A crest fallen German team went on to lose the game 4-2 when Geoff Hurst scored his third goal of the game — a hat-trick! To this day Tofiq Bahramov is referred to as the the “Russian linesman” in Germany, and rumors (most probably false) circulated that in response to being asked why he declared a goal, he replied with a single word — “Stalingrad”.

This goal is referred to as the “Wembley Tor” or “Wembley Goal” in Germany. For decades the controversy lingered on . In England people generally believed it was a goal, and in Germany people generally felt cheated out of a World Cup victory.

This is how the English fans remember the goal.

And this is the how the German fans remember the goal.

It is literally a difference in perspective!

The Computer Vision Solution

The ball did not cross the goal line by at least 6 centimeters

I met Dr. Andrew Zisserman, co-author of the most authoritative book on Multiple View Geometry, at a Computer Vision conference in 2004. When I got a chance, I shook his hand and said, “World Cup Soccer Finals, 1966.” He gave a wide smile. His face lit up. I ended up talking to him for the next 10 minutes about his paper, Goal-directed Video Metrology with Dr. Ian Reid that conclusively proved that Wembley Goal was in fact not a goal! The ball did not cross the goal line by at least 6 centimeters taking into account various sources of measurement errors. When the most diehard English fans heard about his paper and the conclusion, they accused Dr.Zisserman, a top English researcher, of being a German spy!

Video footage of the game was available from two different angles, but it is still a very hard problem to solve.
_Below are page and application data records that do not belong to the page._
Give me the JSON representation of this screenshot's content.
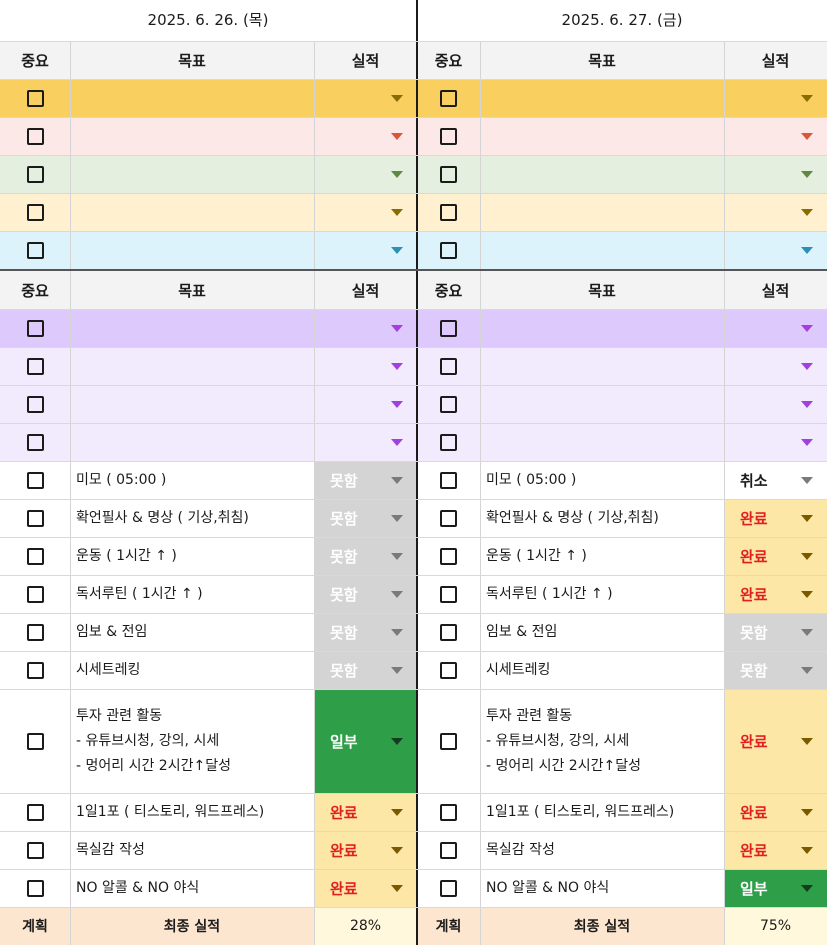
{
  "days": [
    {
      "date": "2025. 6. 26. (목)",
      "summary": {
        "plan": "계획",
        "final": "최종 실적",
        "percent": "28%"
      }
    },
    {
      "date": "2025. 6. 27. (금)",
      "summary": {
        "plan": "계획",
        "final": "최종 실적",
        "percent": "75%"
      }
    }
  ],
  "headers": {
    "important": "중요",
    "goal": "목표",
    "result": "실적"
  },
  "colors": {
    "gold": "#f9cf5f",
    "pink": "#fde8e8",
    "green": "#e4efdf",
    "cream": "#fff1cf",
    "cyan": "#dcf3fb",
    "purple_strong": "#dec9fd",
    "purple_light": "#f2eafd",
    "status_none": "#d4d4d4",
    "status_done": "#fde7a6",
    "status_partial": "#2e9e48",
    "footer": "#fde6d0"
  },
  "goals": [
    {
      "lines": [
        "미모 ( 05:00 )"
      ]
    },
    {
      "lines": [
        "확언필사 & 명상 ( 기상,취침)"
      ]
    },
    {
      "lines": [
        "운동 ( 1시간 ↑ )"
      ]
    },
    {
      "lines": [
        "독서루틴 ( 1시간 ↑ )"
      ]
    },
    {
      "lines": [
        "임보 & 전임"
      ]
    },
    {
      "lines": [
        "시세트레킹"
      ]
    },
    {
      "lines": [
        "투자 관련 활동",
        " - 유튜브시청, 강의, 시세",
        " - 멍어리 시간 2시간↑달성"
      ]
    },
    {
      "lines": [
        "1일1포 ( 티스토리, 워드프레스)"
      ]
    },
    {
      "lines": [
        "목실감 작성"
      ]
    },
    {
      "lines": [
        "NO 알콜 & NO 야식"
      ]
    }
  ],
  "results": [
    [
      "못함",
      "취소"
    ],
    [
      "못함",
      "완료"
    ],
    [
      "못함",
      "완료"
    ],
    [
      "못함",
      "완료"
    ],
    [
      "못함",
      "못함"
    ],
    [
      "못함",
      "못함"
    ],
    [
      "일부",
      "완료"
    ],
    [
      "완료",
      "완료"
    ],
    [
      "완료",
      "완료"
    ],
    [
      "완료",
      "일부"
    ]
  ]
}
They mention the following challenges in the paper

  1. The internal calibration of the cameras is unknown and may vary during the sequence.
  2. The motion of the cameras was unknown and so was the relative motion between the two cameras.
  3. For many frames, there were very few features available off the ground plane.
  4. The frames from two different cameras were not synchronized.

However, think a bit harder and you see there is more information in the video sequence.

  1. The ground is close to a plane and visible in both cameras. Images of a plane seen from two different cameras are related by a transformation called a Homography.
  2. The goal post bars are close to vertical to the ground plane and are visible in both cameras.
  3. The motion blur in the most important pair of frames was negligible.

Given the above information, they proved in the paper that the projection of the ball onto the ground plane ( i.e. the location where the ball landed on the ground ) could be uniquely calculated. After accounting for  synchronization error and radial distortion of the lens, they concluded that the ball did not cross the goal line by at least 6 cms.

Another study by Dr. Duncan Gillies of Imperial College London apparently came to the same conclusion, but I could not find the original paper.

One would think that these papers would put an end to the controversy. Did they ? Hell no, soccer is a religion. In a 2013 Sir Geoff Hurst welcomed goal line technology saying, “If we had this system 50 years ago, it would have shown quite clearly the ball was at least a foot over the line.” Now that is quite an irony — welcoming technology and ignoring it in the same sentence.

Revenge or Injustice ?

In a 2010 World Cup game England was playing against Germany. English player Frank Lampard’s shot hit the crossbar, and comfortably crossed the goal line by about a foot. He was denied a goal! Germany won 4-1. Some call it a revenge for Wembley. I call it injustice. The uproar that followed forced the luddites at FIFA to approve the use of goal line technology in 2012.

Subscribe

If you liked this article, please subscribe to our newsletter and receive a free
Computer Vision Resource guide. In addition to Computer Vision & Machine Learning news we share OpenCV tutorials and examples in C++/Python.

Subscribe Now

  • Nitin Deshpande

    An interesting read. Will be able to comment more after reading the paper by Dr. Zisserman.

  • Nahiduzzaman Rose

    Wow Excellent Article

  • Stringybark

    Interesting. But it seems pretty obvious in the second video that the ball was outside the goal posts. Just stop and start the video in rapid succession. No doubt. The ball is outside the goal line.